Unfortunately, there is not a lot you can do if the property chain breaks. But financially speaking, a break in the chain and a deal falling through would be disastrous.

If you are the one pulling out of the deal after exchange, then you will lose your deposit.

Even if you aren’t, you may have paid several fees involved, such as mortgage arrangement, legal fees and surveying costs, so you will lose money either way.

Home Buyers Protection insurance (click below) can be a good way to mitigate this risk.

It's important to find out why the chain has broken. For example, if your mortgage lender is unwilling to match the asking price or you can't sell your home in time, then you could consider getting a bridging loan, where you borrow against your current home to help cover the costs.

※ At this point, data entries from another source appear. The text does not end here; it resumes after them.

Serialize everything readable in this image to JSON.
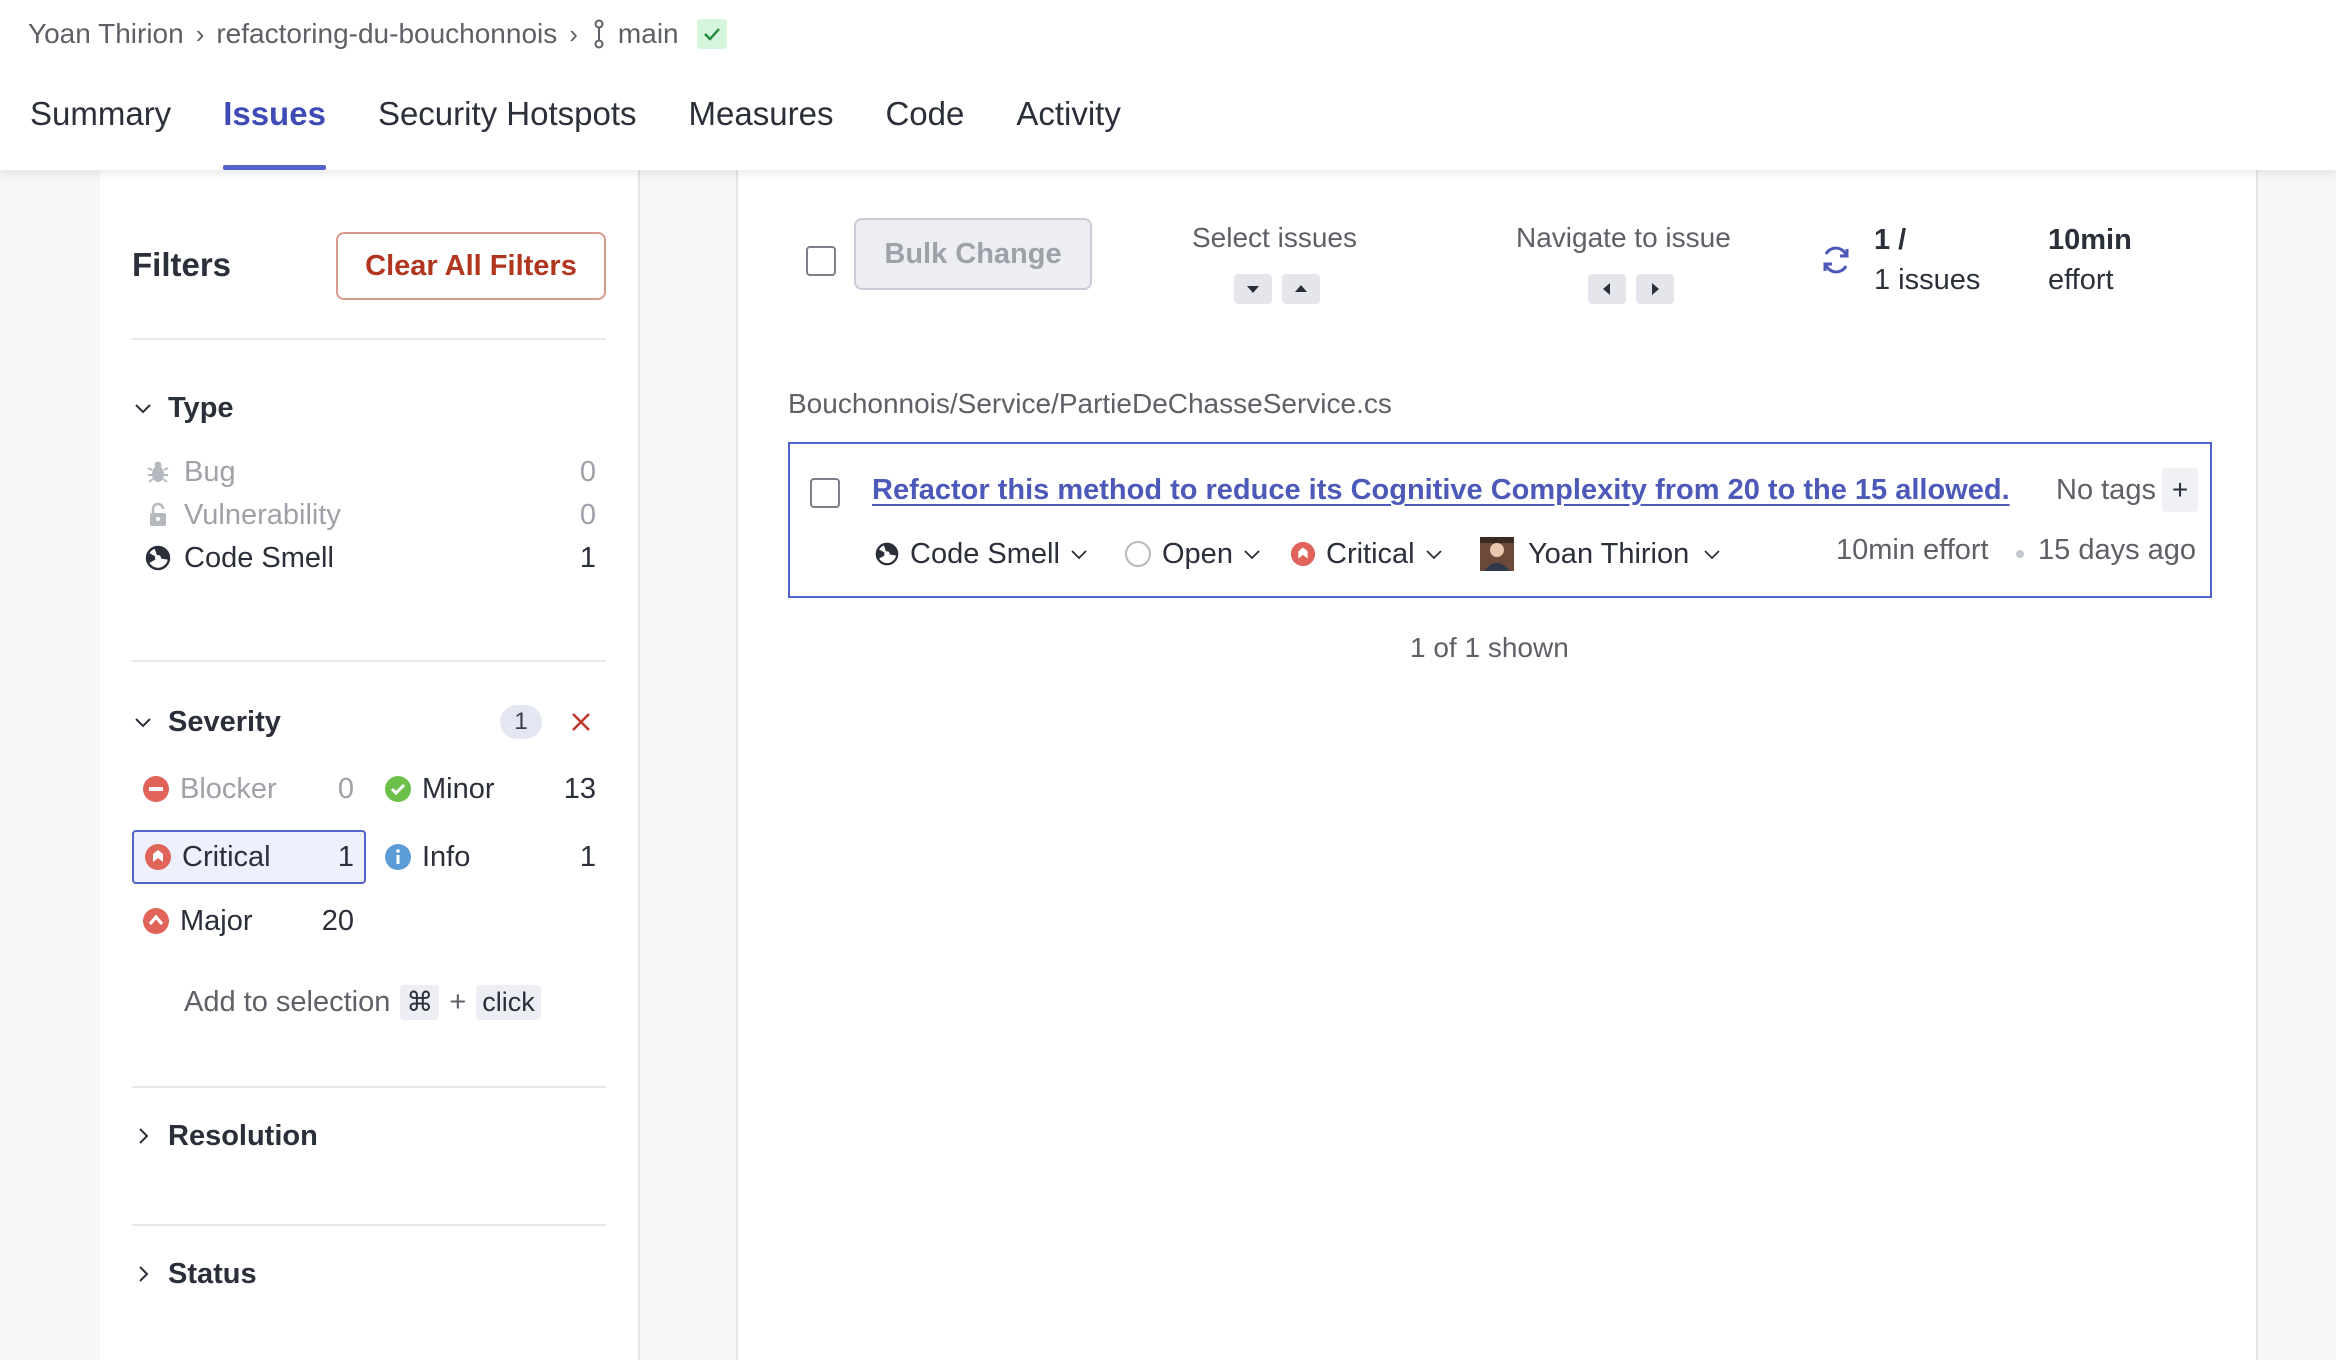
{
  "breadcrumb": {
    "owner": "Yoan Thirion",
    "project": "refactoring-du-bouchonnois",
    "branch": "main"
  },
  "nav": {
    "tabs": [
      {
        "label": "Summary",
        "active": false
      },
      {
        "label": "Issues",
        "active": true
      },
      {
        "label": "Security Hotspots",
        "active": false
      },
      {
        "label": "Measures",
        "active": false
      },
      {
        "label": "Code",
        "active": false
      },
      {
        "label": "Activity",
        "active": false
      }
    ]
  },
  "filters": {
    "title": "Filters",
    "clear_label": "Clear All Filters",
    "type": {
      "title": "Type",
      "items": [
        {
          "label": "Bug",
          "count": "0",
          "icon": "bug-icon"
        },
        {
          "label": "Vulnerability",
          "count": "0",
          "icon": "lock-icon"
        },
        {
          "label": "Code Smell",
          "count": "1",
          "icon": "code-smell-icon"
        }
      ]
    },
    "severity": {
      "title": "Severity",
      "selected_count": "1",
      "items": [
        {
          "label": "Blocker",
          "count": "0",
          "icon": "blocker-icon"
        },
        {
          "label": "Minor",
          "count": "13",
          "icon": "minor-icon"
        },
        {
          "label": "Critical",
          "count": "1",
          "icon": "critical-icon",
          "selected": true
        },
        {
          "label": "Info",
          "count": "1",
          "icon": "info-icon"
        },
        {
          "label": "Major",
          "count": "20",
          "icon": "major-icon"
        }
      ],
      "hint": {
        "text": "Add to selection",
        "key": "⌘",
        "plus": "+",
        "action": "click"
      }
    },
    "resolution_title": "Resolution",
    "status_title": "Status"
  },
  "toolbar": {
    "bulk_label": "Bulk Change",
    "select_label": "Select issues",
    "navigate_label": "Navigate to issue",
    "count_line1": "1 /",
    "count_line2": "1 issues",
    "effort_line1": "10min",
    "effort_line2": "effort"
  },
  "issues": {
    "file_path": "Bouchonnois/Service/PartieDeChasseService.cs",
    "items": [
      {
        "title": "Refactor this method to reduce its Cognitive Complexity from 20 to the 15 allowed.",
        "tags": "No tags",
        "type": "Code Smell",
        "status": "Open",
        "severity": "Critical",
        "assignee": "Yoan Thirion",
        "effort": "10min effort",
        "age": "15 days ago"
      }
    ],
    "shown_text": "1 of 1 shown"
  },
  "colors": {
    "accent": "#5563c9",
    "link": "#4c59b8",
    "danger": "#b1361f",
    "blocker": "#e0645a",
    "minor": "#6cc04a",
    "info": "#5b9bd6"
  }
}
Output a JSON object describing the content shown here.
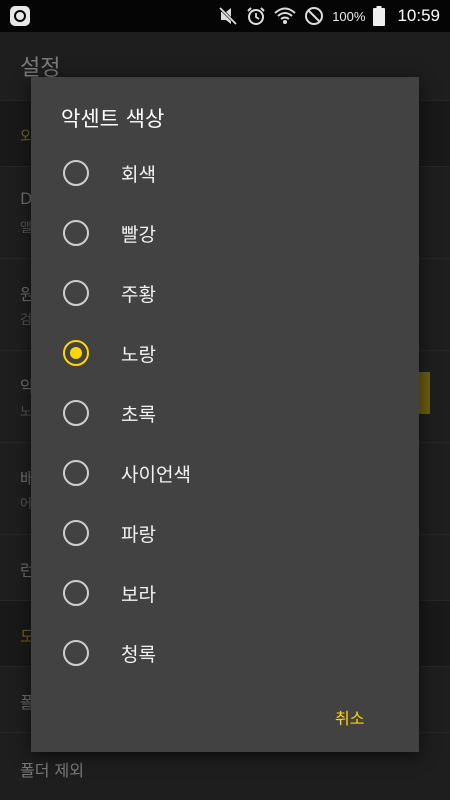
{
  "status_bar": {
    "battery_percent": "100%",
    "time": "10:59"
  },
  "background": {
    "title": "설정",
    "rows": [
      {
        "label": "외"
      },
      {
        "label": "D",
        "sub": "앨"
      },
      {
        "label": "원",
        "sub": "검"
      },
      {
        "label": "악",
        "sub": "노"
      },
      {
        "label": "배",
        "sub": "어"
      },
      {
        "label": "런"
      },
      {
        "label": "도"
      },
      {
        "label": "폴"
      }
    ],
    "bottom_item": "폴더 제외"
  },
  "dialog": {
    "title": "악센트 색상",
    "options": [
      {
        "label": "회색",
        "checked": false
      },
      {
        "label": "빨강",
        "checked": false
      },
      {
        "label": "주황",
        "checked": false
      },
      {
        "label": "노랑",
        "checked": true
      },
      {
        "label": "초록",
        "checked": false
      },
      {
        "label": "사이언색",
        "checked": false
      },
      {
        "label": "파랑",
        "checked": false
      },
      {
        "label": "보라",
        "checked": false
      },
      {
        "label": "청록",
        "checked": false
      }
    ],
    "cancel_label": "취소",
    "accent_color": "#ffd600"
  }
}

These loans can be expensive and may not be good value for you. so be sure to compare the best deals first – use to find a suitable low rate deal.

Some estate agents may offer guarantees on a sale going through if you're moving home, even in the event of a property chain breaking. But beware, as these deals usually stipulate that they can sell your home for far below market value.

There are no guarantees when moving home that your property chain won't break, so the best guard against that is to simply be prepared and do your research.

You may also be interested in…

  • What does a conveyancer do? - You'll need to hire a professional to carry out the legal work behind buying a home. But what can you expect from the service? Find out here.
  • Homebuying fees laid bare - No matter how much you set aside, the legal costs associated with buying a home are all-too-often underestimated. Get to grips with what to expect.
  • Top 5 causes of delay in the conveyancing process - An accepted offer on a home is cause for celebration. But, in many cases, the journey to completion can be longer than you bargained for. Watch out for these 5 most common delays.

Moving soon? Move smarter with our interactive checklist, the Zoopla MovePlanner.

  • Save money
  • Save time
  • Reduce stress